[Component data from apps and pages]
##############################

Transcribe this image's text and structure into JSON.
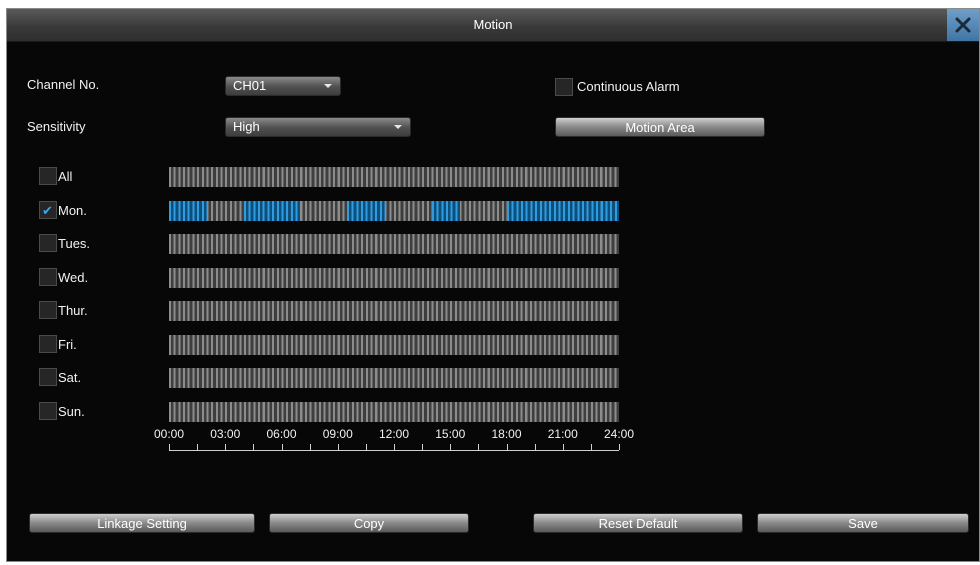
{
  "window": {
    "title": "Motion"
  },
  "form": {
    "channel_label": "Channel No.",
    "channel_value": "CH01",
    "sensitivity_label": "Sensitivity",
    "sensitivity_value": "High",
    "continuous_alarm_label": "Continuous Alarm",
    "continuous_alarm_checked": false,
    "motion_area_label": "Motion Area"
  },
  "schedule": {
    "days": [
      {
        "label": "All",
        "checked": false,
        "active_ranges": []
      },
      {
        "label": "Mon.",
        "checked": true,
        "active_ranges": [
          [
            0,
            2
          ],
          [
            4,
            7
          ],
          [
            9.5,
            11.5
          ],
          [
            14,
            15.5
          ],
          [
            18,
            24
          ]
        ]
      },
      {
        "label": "Tues.",
        "checked": false,
        "active_ranges": []
      },
      {
        "label": "Wed.",
        "checked": false,
        "active_ranges": []
      },
      {
        "label": "Thur.",
        "checked": false,
        "active_ranges": []
      },
      {
        "label": "Fri.",
        "checked": false,
        "active_ranges": []
      },
      {
        "label": "Sat.",
        "checked": false,
        "active_ranges": []
      },
      {
        "label": "Sun.",
        "checked": false,
        "active_ranges": []
      }
    ],
    "time_labels": [
      "00:00",
      "03:00",
      "06:00",
      "09:00",
      "12:00",
      "15:00",
      "18:00",
      "21:00",
      "24:00"
    ],
    "active_color": "#2f9be0"
  },
  "buttons": {
    "linkage": "Linkage Setting",
    "copy": "Copy",
    "reset": "Reset Default",
    "save": "Save"
  },
  "icons": {
    "close": "close-icon",
    "dropdown": "chevron-down-icon",
    "check": "checkmark-icon"
  }
}
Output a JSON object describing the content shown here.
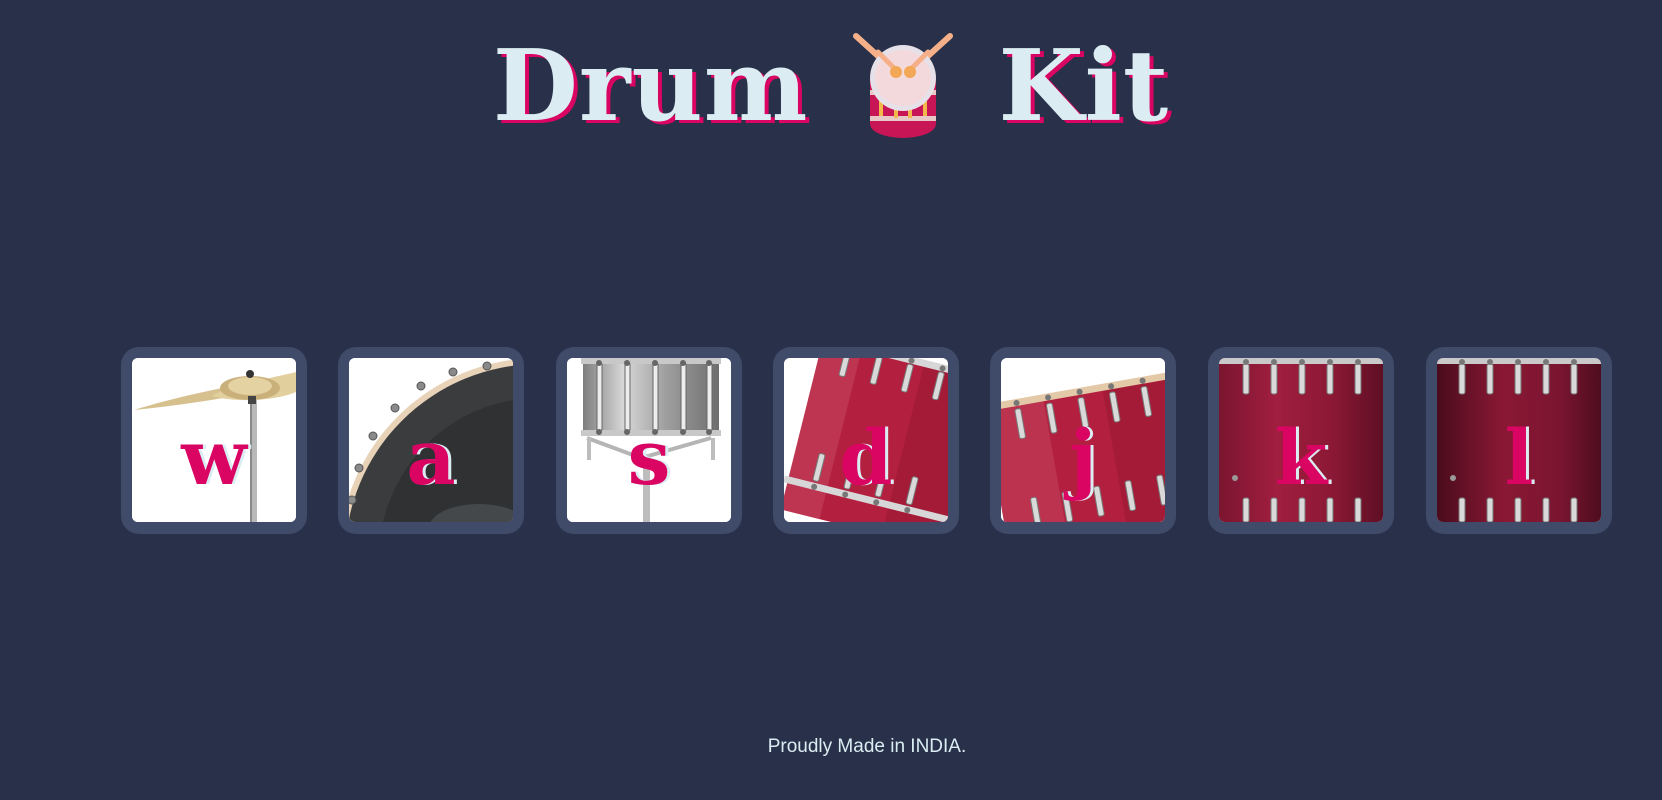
{
  "header": {
    "title_left": "Drum",
    "title_right": "Kit",
    "icon": "drum-icon"
  },
  "keys": [
    {
      "letter": "w",
      "instrument": "crash",
      "icon": "crash-cymbal-icon"
    },
    {
      "letter": "a",
      "instrument": "kick-bass",
      "icon": "kick-drum-icon"
    },
    {
      "letter": "s",
      "instrument": "snare",
      "icon": "snare-drum-icon"
    },
    {
      "letter": "d",
      "instrument": "tom-1",
      "icon": "tom-drum-icon"
    },
    {
      "letter": "j",
      "instrument": "tom-2",
      "icon": "tom-drum-icon"
    },
    {
      "letter": "k",
      "instrument": "tom-3",
      "icon": "tom-drum-icon"
    },
    {
      "letter": "l",
      "instrument": "tom-4",
      "icon": "tom-drum-icon"
    }
  ],
  "footer": {
    "text": "Proudly Made in INDIA."
  },
  "colors": {
    "background": "#283149",
    "key_frame": "#404B69",
    "accent": "#DA0463",
    "text_light": "#DBEDF3"
  }
}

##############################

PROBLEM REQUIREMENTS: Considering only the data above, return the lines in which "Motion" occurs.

EXERCISE RESULT:
    "title": "Motion"
    "motion_area_label": "Motion Area"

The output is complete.